◆ What this task involves: Search each line of the data for the word "chevron"; copy every line where it is found.

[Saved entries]

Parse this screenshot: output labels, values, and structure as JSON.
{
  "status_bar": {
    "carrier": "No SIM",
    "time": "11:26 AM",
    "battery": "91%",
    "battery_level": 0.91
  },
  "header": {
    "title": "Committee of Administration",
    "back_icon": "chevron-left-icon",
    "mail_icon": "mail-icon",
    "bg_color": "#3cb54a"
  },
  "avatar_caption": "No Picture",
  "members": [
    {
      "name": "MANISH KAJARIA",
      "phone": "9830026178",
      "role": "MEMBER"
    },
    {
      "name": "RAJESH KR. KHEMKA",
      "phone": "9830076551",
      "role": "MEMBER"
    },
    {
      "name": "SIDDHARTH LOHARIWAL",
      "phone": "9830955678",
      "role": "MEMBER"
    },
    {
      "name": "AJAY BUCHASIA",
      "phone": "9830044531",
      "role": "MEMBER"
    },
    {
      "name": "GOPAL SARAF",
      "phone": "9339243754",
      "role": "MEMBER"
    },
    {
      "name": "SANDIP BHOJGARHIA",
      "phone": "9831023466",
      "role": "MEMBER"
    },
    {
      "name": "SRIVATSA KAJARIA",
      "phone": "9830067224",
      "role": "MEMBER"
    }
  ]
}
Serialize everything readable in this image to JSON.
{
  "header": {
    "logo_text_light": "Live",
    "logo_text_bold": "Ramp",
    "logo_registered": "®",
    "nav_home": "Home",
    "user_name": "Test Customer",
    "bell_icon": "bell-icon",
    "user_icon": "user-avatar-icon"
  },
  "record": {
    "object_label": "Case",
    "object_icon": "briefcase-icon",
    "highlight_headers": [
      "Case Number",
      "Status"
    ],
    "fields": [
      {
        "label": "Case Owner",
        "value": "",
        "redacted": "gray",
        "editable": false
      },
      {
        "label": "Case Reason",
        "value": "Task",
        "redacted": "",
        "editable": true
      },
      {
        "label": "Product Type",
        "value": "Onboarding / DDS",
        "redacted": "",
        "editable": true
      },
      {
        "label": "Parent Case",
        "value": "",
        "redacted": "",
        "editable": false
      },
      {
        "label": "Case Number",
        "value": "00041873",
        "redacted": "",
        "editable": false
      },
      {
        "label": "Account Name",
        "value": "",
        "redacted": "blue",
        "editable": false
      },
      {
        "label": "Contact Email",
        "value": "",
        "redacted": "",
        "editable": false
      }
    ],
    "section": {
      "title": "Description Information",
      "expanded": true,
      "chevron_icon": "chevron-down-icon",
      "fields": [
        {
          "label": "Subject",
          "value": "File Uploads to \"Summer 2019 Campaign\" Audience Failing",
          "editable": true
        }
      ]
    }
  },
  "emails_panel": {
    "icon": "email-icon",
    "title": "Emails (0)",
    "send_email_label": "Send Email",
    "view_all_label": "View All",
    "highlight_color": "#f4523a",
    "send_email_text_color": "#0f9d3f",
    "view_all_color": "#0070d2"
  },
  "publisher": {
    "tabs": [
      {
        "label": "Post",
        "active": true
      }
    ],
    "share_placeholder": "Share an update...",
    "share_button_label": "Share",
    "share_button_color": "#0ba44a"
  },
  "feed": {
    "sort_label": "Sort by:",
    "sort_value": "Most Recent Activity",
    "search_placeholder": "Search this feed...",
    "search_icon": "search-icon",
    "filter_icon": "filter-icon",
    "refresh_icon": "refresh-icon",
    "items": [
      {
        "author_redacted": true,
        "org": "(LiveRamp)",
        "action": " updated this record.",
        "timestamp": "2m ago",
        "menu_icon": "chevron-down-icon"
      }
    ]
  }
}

◆ Output of the task:
    "back_icon": "chevron-left-icon",
      "chevron_icon": "chevron-down-icon",
        "menu_icon": "chevron-down-icon"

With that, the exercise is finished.